__Your task__. Go through the material below line by line and count those containing "icon". Write the count and nothing more.

__Materials provided__.
————

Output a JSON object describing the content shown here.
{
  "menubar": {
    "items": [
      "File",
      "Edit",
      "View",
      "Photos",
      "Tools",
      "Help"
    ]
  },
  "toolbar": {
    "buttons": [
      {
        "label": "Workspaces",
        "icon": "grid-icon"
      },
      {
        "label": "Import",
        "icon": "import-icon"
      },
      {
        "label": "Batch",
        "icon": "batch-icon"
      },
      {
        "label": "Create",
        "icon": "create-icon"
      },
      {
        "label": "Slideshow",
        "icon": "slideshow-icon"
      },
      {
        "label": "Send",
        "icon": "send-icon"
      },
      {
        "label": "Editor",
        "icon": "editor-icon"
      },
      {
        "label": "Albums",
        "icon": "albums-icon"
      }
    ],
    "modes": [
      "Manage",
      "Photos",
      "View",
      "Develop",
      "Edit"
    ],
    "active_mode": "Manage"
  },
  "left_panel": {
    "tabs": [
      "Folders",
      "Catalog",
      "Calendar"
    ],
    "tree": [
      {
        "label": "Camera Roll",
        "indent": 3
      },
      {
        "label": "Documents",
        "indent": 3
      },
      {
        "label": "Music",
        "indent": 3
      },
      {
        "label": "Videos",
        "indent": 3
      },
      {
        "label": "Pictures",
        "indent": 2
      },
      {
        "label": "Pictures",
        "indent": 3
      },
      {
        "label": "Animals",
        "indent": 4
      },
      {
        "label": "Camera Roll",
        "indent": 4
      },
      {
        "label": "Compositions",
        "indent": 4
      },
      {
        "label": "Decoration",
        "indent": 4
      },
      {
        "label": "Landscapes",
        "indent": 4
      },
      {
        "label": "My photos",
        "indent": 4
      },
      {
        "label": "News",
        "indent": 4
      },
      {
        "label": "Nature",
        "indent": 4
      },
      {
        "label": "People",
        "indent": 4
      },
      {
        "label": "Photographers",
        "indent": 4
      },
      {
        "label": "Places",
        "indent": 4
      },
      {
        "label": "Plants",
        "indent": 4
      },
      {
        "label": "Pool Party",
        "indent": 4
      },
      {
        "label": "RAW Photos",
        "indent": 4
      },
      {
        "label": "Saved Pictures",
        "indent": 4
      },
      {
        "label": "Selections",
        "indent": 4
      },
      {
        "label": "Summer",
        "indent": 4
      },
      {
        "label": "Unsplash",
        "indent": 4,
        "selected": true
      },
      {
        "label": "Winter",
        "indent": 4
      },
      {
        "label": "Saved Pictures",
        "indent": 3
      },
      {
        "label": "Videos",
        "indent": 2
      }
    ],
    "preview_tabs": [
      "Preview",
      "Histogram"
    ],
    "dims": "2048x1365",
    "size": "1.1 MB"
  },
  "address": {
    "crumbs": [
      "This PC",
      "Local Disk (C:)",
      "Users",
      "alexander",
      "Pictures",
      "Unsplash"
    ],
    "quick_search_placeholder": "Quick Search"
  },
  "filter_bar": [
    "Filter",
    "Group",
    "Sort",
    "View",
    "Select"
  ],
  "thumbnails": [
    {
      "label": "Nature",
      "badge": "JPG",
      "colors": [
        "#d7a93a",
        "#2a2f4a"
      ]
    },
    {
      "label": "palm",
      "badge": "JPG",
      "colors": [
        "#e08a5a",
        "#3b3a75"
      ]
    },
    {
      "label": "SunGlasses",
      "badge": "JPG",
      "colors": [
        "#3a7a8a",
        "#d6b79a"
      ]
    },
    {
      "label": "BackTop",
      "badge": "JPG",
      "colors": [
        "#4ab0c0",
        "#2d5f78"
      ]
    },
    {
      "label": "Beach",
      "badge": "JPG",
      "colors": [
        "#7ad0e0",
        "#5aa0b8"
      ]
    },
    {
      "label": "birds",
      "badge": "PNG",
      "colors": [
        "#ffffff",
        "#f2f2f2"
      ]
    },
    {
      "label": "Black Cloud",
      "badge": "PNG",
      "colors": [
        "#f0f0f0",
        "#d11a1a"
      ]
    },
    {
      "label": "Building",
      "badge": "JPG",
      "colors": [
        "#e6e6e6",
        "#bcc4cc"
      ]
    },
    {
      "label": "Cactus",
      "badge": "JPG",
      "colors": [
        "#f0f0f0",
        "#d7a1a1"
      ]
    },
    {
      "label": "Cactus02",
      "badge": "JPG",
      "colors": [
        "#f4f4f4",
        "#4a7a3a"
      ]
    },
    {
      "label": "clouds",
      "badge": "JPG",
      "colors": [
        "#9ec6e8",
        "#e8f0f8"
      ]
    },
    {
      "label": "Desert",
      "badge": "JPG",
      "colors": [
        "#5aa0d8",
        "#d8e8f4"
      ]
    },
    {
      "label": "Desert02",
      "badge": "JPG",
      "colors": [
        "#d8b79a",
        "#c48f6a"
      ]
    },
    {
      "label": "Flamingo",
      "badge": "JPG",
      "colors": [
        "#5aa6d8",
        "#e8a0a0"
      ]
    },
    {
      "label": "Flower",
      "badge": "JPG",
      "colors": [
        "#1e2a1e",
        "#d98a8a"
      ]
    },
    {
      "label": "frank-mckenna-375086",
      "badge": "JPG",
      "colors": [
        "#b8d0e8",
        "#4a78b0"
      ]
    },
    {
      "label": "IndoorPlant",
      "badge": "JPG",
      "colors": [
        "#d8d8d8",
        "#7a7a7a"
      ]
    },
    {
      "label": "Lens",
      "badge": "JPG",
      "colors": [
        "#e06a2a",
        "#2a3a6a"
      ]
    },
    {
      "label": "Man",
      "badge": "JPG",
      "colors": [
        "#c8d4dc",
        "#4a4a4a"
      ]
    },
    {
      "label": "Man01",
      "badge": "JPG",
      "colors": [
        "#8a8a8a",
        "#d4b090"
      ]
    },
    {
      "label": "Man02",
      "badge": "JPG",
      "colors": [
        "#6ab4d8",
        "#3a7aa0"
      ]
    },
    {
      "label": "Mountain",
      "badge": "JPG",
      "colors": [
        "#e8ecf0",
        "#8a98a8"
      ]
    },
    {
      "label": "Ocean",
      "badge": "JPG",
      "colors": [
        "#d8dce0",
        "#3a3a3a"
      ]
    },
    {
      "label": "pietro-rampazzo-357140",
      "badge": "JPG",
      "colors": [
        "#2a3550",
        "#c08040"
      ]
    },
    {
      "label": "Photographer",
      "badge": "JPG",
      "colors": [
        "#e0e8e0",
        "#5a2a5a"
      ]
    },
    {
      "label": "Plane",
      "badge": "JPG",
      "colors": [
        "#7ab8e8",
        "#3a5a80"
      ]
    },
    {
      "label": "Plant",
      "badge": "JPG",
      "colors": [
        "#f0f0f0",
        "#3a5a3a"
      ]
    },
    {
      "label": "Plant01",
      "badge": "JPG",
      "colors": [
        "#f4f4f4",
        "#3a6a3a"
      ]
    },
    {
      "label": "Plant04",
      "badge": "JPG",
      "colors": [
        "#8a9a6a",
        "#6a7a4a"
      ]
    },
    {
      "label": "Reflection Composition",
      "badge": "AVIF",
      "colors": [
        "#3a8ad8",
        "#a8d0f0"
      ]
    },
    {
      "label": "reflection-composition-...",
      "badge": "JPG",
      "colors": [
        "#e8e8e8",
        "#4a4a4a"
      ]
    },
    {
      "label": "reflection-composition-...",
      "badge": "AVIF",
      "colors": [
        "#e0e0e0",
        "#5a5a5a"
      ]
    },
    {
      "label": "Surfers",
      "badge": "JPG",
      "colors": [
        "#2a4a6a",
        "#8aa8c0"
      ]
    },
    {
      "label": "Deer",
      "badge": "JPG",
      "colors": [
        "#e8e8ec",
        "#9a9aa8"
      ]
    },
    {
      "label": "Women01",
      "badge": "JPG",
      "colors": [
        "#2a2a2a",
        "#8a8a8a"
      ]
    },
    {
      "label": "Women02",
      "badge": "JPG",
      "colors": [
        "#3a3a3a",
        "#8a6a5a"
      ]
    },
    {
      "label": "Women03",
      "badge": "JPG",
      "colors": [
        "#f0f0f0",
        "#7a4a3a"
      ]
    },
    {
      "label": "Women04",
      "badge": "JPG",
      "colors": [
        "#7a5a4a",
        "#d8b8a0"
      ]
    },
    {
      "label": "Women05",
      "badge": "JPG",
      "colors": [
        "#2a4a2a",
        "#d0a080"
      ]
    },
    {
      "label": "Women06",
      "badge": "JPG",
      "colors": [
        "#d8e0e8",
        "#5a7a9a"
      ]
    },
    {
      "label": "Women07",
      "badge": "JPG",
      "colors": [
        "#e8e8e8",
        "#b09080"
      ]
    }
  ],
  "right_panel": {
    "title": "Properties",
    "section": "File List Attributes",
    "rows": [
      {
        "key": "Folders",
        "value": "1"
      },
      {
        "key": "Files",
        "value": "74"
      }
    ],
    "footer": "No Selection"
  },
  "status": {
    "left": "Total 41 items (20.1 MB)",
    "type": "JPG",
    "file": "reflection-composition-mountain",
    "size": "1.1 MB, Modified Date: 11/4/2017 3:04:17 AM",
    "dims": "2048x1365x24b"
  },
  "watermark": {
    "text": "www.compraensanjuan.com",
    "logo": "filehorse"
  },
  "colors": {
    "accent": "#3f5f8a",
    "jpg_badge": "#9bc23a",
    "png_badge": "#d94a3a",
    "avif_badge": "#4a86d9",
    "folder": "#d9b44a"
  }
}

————

__Answer below__. 8